_TASK ITEM:_
Leave the images out, and otherwise write out each entry exactly.

+++ DATA PROVIDED +++

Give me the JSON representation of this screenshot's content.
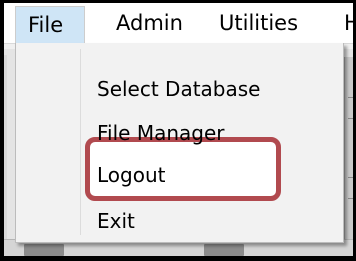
{
  "menubar": {
    "items": [
      {
        "label": "File"
      },
      {
        "label": "Admin"
      },
      {
        "label": "Utilities"
      },
      {
        "label": "H"
      }
    ]
  },
  "file_menu": {
    "items": [
      {
        "label": "Select Database"
      },
      {
        "label": "File Manager"
      },
      {
        "label": "Logout"
      },
      {
        "label": "Exit"
      }
    ]
  },
  "colors": {
    "highlight_border": "#b14a4f",
    "active_menu_bg": "#cfe5f6"
  }
}
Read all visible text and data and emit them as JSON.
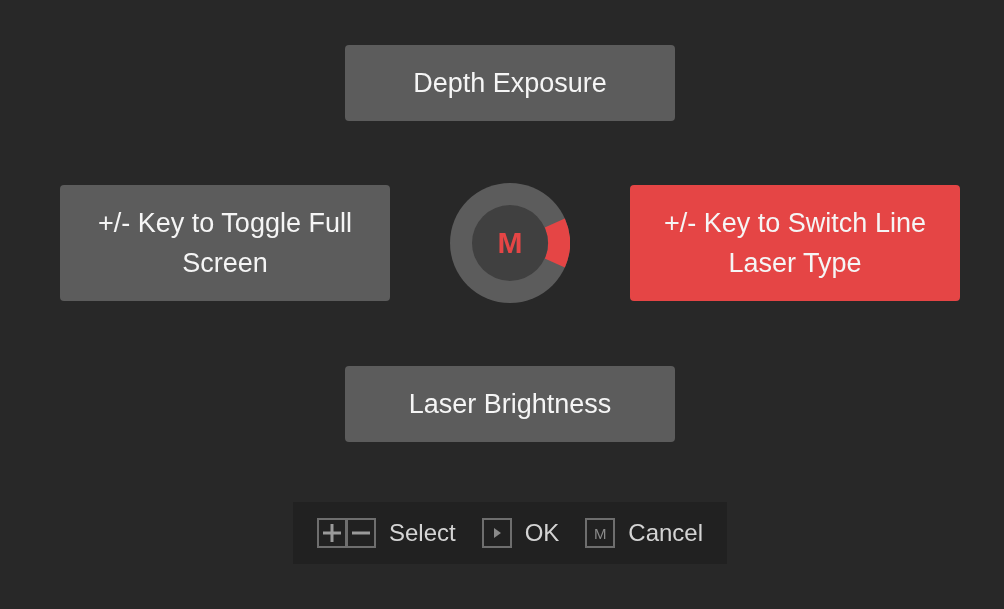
{
  "menu": {
    "options": {
      "top": {
        "label": "Depth Exposure",
        "selected": false
      },
      "left": {
        "label": "+/- Key to Toggle Full Screen",
        "selected": false
      },
      "right": {
        "label": "+/- Key to Switch Line Laser Type",
        "selected": true
      },
      "bottom": {
        "label": "Laser Brightness",
        "selected": false
      }
    },
    "dial": {
      "label": "M"
    }
  },
  "hint_bar": [
    {
      "kind": "plus-minus",
      "label": "Select"
    },
    {
      "kind": "play",
      "label": "OK"
    },
    {
      "kind": "key",
      "key": "M",
      "label": "Cancel"
    }
  ]
}
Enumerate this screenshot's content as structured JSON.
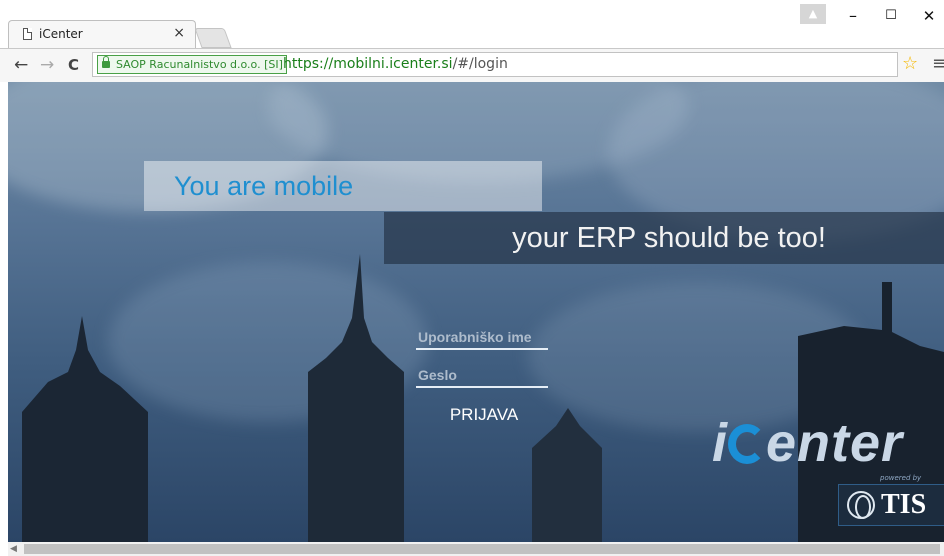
{
  "browser": {
    "tab_title": "iCenter",
    "tab_close": "×",
    "ev_certificate": "SAOP Racunalnistvo d.o.o. [SI]",
    "url_scheme": "https://",
    "url_host": "mobilni.icenter.si",
    "url_path": "/#/login",
    "window_minimize": "–",
    "window_maximize": "☐",
    "window_close": "✕",
    "back": "←",
    "forward": "→",
    "reload": "C",
    "bookmark": "☆",
    "menu": "≡"
  },
  "hero": {
    "tagline_1": "You are mobile",
    "tagline_2": "your ERP should be too!"
  },
  "login": {
    "username_placeholder": "Uporabniško ime",
    "password_placeholder": "Geslo",
    "submit_label": "PRIJAVA"
  },
  "branding": {
    "logo_i": "i",
    "logo_rest": "enter",
    "powered_by": "powered by",
    "partner": "TIS"
  },
  "colors": {
    "accent_blue": "#1f8fd0",
    "secure_green": "#2f8a2f"
  },
  "icons": [
    "page-icon",
    "close-icon",
    "lock-icon",
    "star-icon",
    "menu-icon",
    "globe-icon"
  ]
}
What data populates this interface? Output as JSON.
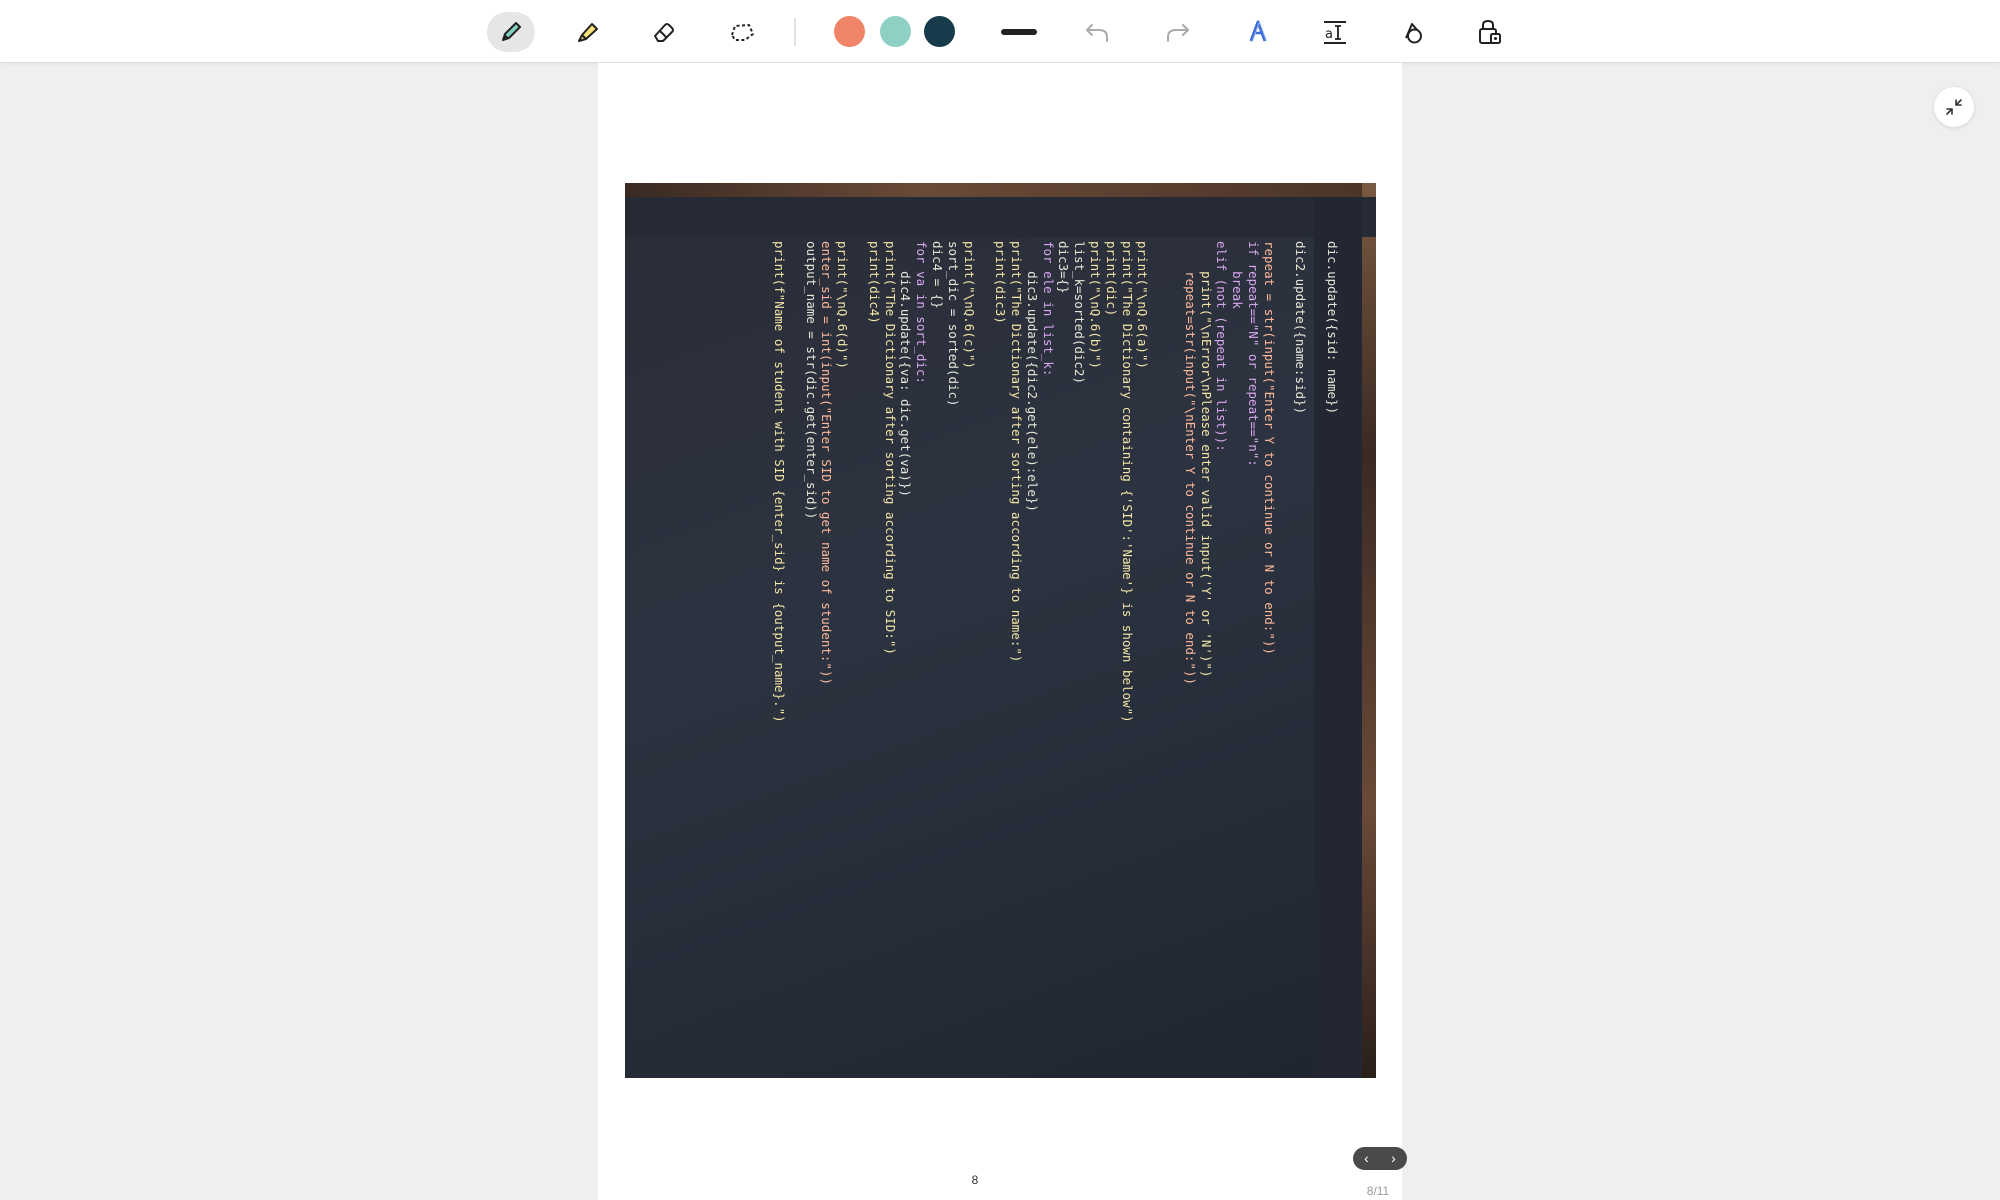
{
  "toolbar": {
    "tools": [
      {
        "name": "pen-tool",
        "icon": "pen-icon",
        "active": true
      },
      {
        "name": "highlighter-tool",
        "icon": "highlighter-icon",
        "active": false
      },
      {
        "name": "eraser-tool",
        "icon": "eraser-icon",
        "active": false
      },
      {
        "name": "lasso-tool",
        "icon": "lasso-icon",
        "active": false
      }
    ],
    "colors": [
      "#ef8468",
      "#8fd0c4",
      "#173b4b"
    ],
    "actions": [
      "stroke-width",
      "undo",
      "redo",
      "text-recognition",
      "text-formatting",
      "shapes",
      "lock"
    ]
  },
  "document": {
    "page_number": "8",
    "page_count": "8/11",
    "photo_code_lines": [
      "dic.update({sid: name})",
      "",
      "dic2.update({name:sid})",
      "",
      "repeat = str(input(\"Enter Y to continue or N to end:\"))",
      "if repeat==\"N\" or repeat==\"n\":",
      "    break",
      "elif (not (repeat in list)):",
      "    print(\"\\nError\\nPlease enter valid input('Y' or 'N')\")",
      "    repeat=str(input(\"\\nEnter Y to continue or N to end:\"))",
      "",
      "",
      "print(\"\\nQ.6(a)\")",
      "print(\"The Dictionary containing {'SID':'Name'} is shown below\")",
      "print(dic)",
      "print(\"\\nQ.6(b)\")",
      "list_k=sorted(dic2)",
      "dic3={}",
      "for ele in list_k:",
      "    dic3.update({dic2.get(ele):ele})",
      "print(\"The Dictionary after sorting according to name:\")",
      "print(dic3)",
      "",
      "print(\"\\nQ.6(c)\")",
      "sort_dic = sorted(dic)",
      "dic4 = {}",
      "for va in sort_dic:",
      "    dic4.update({va: dic.get(va)})",
      "print(\"The Dictionary after sorting according to SID:\")",
      "print(dic4)",
      "",
      "print(\"\\nQ.6(d)\")",
      "enter_sid = int(input(\"Enter SID to get name of student:\"))",
      "output_name = str(dic.get(enter_sid))",
      "",
      "print(f\"Name of student with SID {enter_sid} is {output_name}.\")"
    ]
  },
  "navigation": {
    "prev_label": "‹",
    "next_label": "›"
  }
}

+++

_SOLUTION TO THE PROBLEM:_
Give me the JSON representation of this screenshot's content.
{
  "menubar": {
    "items": [
      {
        "label": "File"
      },
      {
        "label": "Admin"
      },
      {
        "label": "Utilities"
      },
      {
        "label": "H"
      }
    ]
  },
  "file_menu": {
    "items": [
      {
        "label": "Select Database"
      },
      {
        "label": "File Manager"
      },
      {
        "label": "Logout"
      },
      {
        "label": "Exit"
      }
    ]
  },
  "colors": {
    "highlight_border": "#b14a4f",
    "active_menu_bg": "#cfe5f6"
  }
}
Read all visible text and data and emit them as JSON.
{
  "menu": {
    "options": {
      "top": {
        "label": "Depth Exposure",
        "selected": false
      },
      "left": {
        "label": "+/- Key to Toggle Full Screen",
        "selected": false
      },
      "right": {
        "label": "+/- Key to Switch Line Laser Type",
        "selected": true
      },
      "bottom": {
        "label": "Laser Brightness",
        "selected": false
      }
    },
    "dial": {
      "label": "M"
    }
  },
  "hint_bar": [
    {
      "kind": "plus-minus",
      "label": "Select"
    },
    {
      "kind": "play",
      "label": "OK"
    },
    {
      "kind": "key",
      "key": "M",
      "label": "Cancel"
    }
  ]
}
Enumerate this screenshot's content as structured JSON.
{
  "browser": {
    "tab_title": "iCenter",
    "tab_close": "×",
    "ev_certificate": "SAOP Racunalnistvo d.o.o. [SI]",
    "url_scheme": "https://",
    "url_host": "mobilni.icenter.si",
    "url_path": "/#/login",
    "window_minimize": "–",
    "window_maximize": "☐",
    "window_close": "✕",
    "back": "←",
    "forward": "→",
    "reload": "C",
    "bookmark": "☆",
    "menu": "≡"
  },
  "hero": {
    "tagline_1": "You are mobile",
    "tagline_2": "your ERP should be too!"
  },
  "login": {
    "username_placeholder": "Uporabniško ime",
    "password_placeholder": "Geslo",
    "submit_label": "PRIJAVA"
  },
  "branding": {
    "logo_i": "i",
    "logo_rest": "enter",
    "powered_by": "powered by",
    "partner": "TIS"
  },
  "colors": {
    "accent_blue": "#1f8fd0",
    "secure_green": "#2f8a2f"
  },
  "icons": [
    "page-icon",
    "close-icon",
    "lock-icon",
    "star-icon",
    "menu-icon",
    "globe-icon"
  ]
}
What data populates this interface? Output as JSON.
{
  "toolbar": {
    "tools": [
      {
        "name": "pen-tool",
        "icon": "pen-icon",
        "active": true
      },
      {
        "name": "highlighter-tool",
        "icon": "highlighter-icon",
        "active": false
      },
      {
        "name": "eraser-tool",
        "icon": "eraser-icon",
        "active": false
      },
      {
        "name": "lasso-tool",
        "icon": "lasso-icon",
        "active": false
      }
    ],
    "colors": [
      "#ef8468",
      "#8fd0c4",
      "#173b4b"
    ],
    "actions": [
      "stroke-width",
      "undo",
      "redo",
      "text-recognition",
      "text-formatting",
      "shapes",
      "lock"
    ]
  },
  "document": {
    "page_number": "8",
    "page_count": "8/11",
    "photo_code_lines": [
      "dic.update({sid: name})",
      "",
      "dic2.update({name:sid})",
      "",
      "repeat = str(input(\"Enter Y to continue or N to end:\"))",
      "if repeat==\"N\" or repeat==\"n\":",
      "    break",
      "elif (not (repeat in list)):",
      "    print(\"\\nError\\nPlease enter valid input('Y' or 'N')\")",
      "    repeat=str(input(\"\\nEnter Y to continue or N to end:\"))",
      "",
      "",
      "print(\"\\nQ.6(a)\")",
      "print(\"The Dictionary containing {'SID':'Name'} is shown below\")",
      "print(dic)",
      "print(\"\\nQ.6(b)\")",
      "list_k=sorted(dic2)",
      "dic3={}",
      "for ele in list_k:",
      "    dic3.update({dic2.get(ele):ele})",
      "print(\"The Dictionary after sorting according to name:\")",
      "print(dic3)",
      "",
      "print(\"\\nQ.6(c)\")",
      "sort_dic = sorted(dic)",
      "dic4 = {}",
      "for va in sort_dic:",
      "    dic4.update({va: dic.get(va)})",
      "print(\"The Dictionary after sorting according to SID:\")",
      "print(dic4)",
      "",
      "print(\"\\nQ.6(d)\")",
      "enter_sid = int(input(\"Enter SID to get name of student:\"))",
      "output_name = str(dic.get(enter_sid))",
      "",
      "print(f\"Name of student with SID {enter_sid} is {output_name}.\")"
    ]
  },
  "navigation": {
    "prev_label": "‹",
    "next_label": "›"
  }
}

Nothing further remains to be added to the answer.